Nearly all of the individuals who caught COVID-19 tested positive for the virus shortly after reaching the Northwest ICE Processing Center, the Seattle Times noted. This development sparked immigrant rights groups, such as the Northwest Immigrant Rights Project, to allege that the government is not taking adequate precautions regarding COVID-19, according to the Seattle Times.

The Northwest Immigrant Rights Project and American Civil Liberties Union (ACLU) have now sued President Joe Biden’s administration over ICE’s COVID-19 policies in a federal class-action lawsuit on behalf of the migrant detainees, the Seattle Times reported. The group is arguing that the Northwest ICE Processing Center is not complying with guidance from the Centers for Disease Control and Prevention (CDC), according to the outlet. (RELATED: What Happens At Border Patrol Checkpoints?)

Cristian Amaya Vargas, a 33-year-old asylum-seeker from Columbia represented in the lawsuit, caught COVID-19 during the outbreak and claimed he had chills, fever, nausea and pneumonia and that he needed to be briefly hospitalized, the Seattle Times reported.

The government claimed in legal documents that while the protocols, “may not follow the ideal scenario,” it is aiming to meet federal public health guidance, which would involve “testing and a 14-day quarantine would occur at the originating facility before transfer and again at the destination facility at intake; at a minimum it should occur at one facility or the other,” the Seattle Times reported.

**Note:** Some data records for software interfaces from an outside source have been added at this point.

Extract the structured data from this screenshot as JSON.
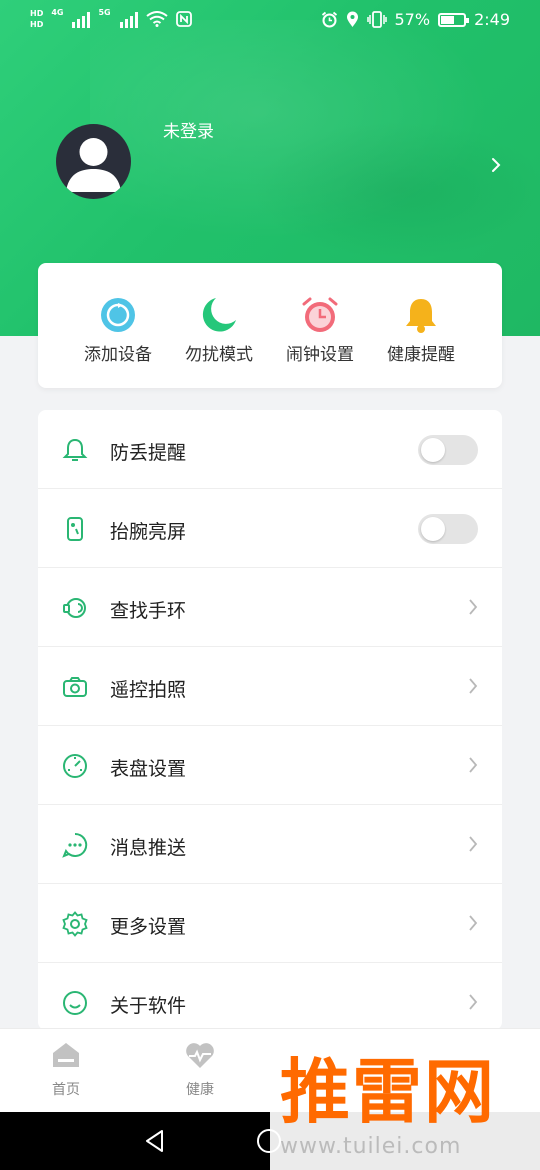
{
  "status_bar": {
    "net1": "4G",
    "net2": "5G",
    "battery": "57%",
    "time": "2:49"
  },
  "profile": {
    "login_text": "未登录"
  },
  "quick_actions": [
    {
      "label": "添加设备",
      "icon": "add-device-icon",
      "color": "#4fc4e6"
    },
    {
      "label": "勿扰模式",
      "icon": "moon-icon",
      "color": "#25c77a"
    },
    {
      "label": "闹钟设置",
      "icon": "alarm-clock-icon",
      "color": "#f26b7a"
    },
    {
      "label": "健康提醒",
      "icon": "bell-icon",
      "color": "#f5b21b"
    }
  ],
  "settings": [
    {
      "label": "防丢提醒",
      "icon": "bell-outline-icon",
      "control": "toggle",
      "on": false
    },
    {
      "label": "抬腕亮屏",
      "icon": "wrist-raise-icon",
      "control": "toggle",
      "on": false
    },
    {
      "label": "查找手环",
      "icon": "find-band-icon",
      "control": "chevron"
    },
    {
      "label": "遥控拍照",
      "icon": "camera-icon",
      "control": "chevron"
    },
    {
      "label": "表盘设置",
      "icon": "watch-face-icon",
      "control": "chevron"
    },
    {
      "label": "消息推送",
      "icon": "message-icon",
      "control": "chevron"
    },
    {
      "label": "更多设置",
      "icon": "gear-icon",
      "control": "chevron"
    },
    {
      "label": "关于软件",
      "icon": "smile-icon",
      "control": "chevron"
    }
  ],
  "tabs": [
    {
      "label": "首页",
      "icon": "home-icon"
    },
    {
      "label": "健康",
      "icon": "heart-icon"
    }
  ],
  "watermark": {
    "title": "推雷网",
    "url": "www.tuilei.com"
  },
  "colors": {
    "brand_green": "#21c16b",
    "icon_green": "#2ab673"
  }
}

Legal documents also claim that ICE verbally screens migrants for COVID-19 symptoms, but does not test them if they do not self-report coming into contact with someone who had COVID-19, the Seattle Times reported. They also claim the agency does not routinely test migrants for COVID-19 — only if they are not displaying symptoms, the outlet noted.

However, the agency reportedly does check the migrant’s temperatures before transferring them to other facilities on flights. The government also argues that even COVID-19 rapid tests, which take 15 minutes to process, would not be feasible while transferring large numbers of migrants, according to the Seattle Times.

Korthuis and Amaya Vargas, however, maintain that as ICE transfers migrants, they allegedly do not separate individuals based on whether they have been exposed or are displaying COVID-19 symptoms, according to the Seattle Times.

In other parts of the country, COVID-19 positive migrants have been released by federal authorities and placed in hotels that have been rented out by charities for COVID-19 positive migrants, however, migrants in these hotels have reportedly not been quarantining. McAllen, Texa, was forced to declare a state of emergency after 1,500 COVID-19 positive migrants were reportedly released into the community.

Since Biden came into office, law enforcement personnel have been dealing with a record-setting crisis at the country’s southern border.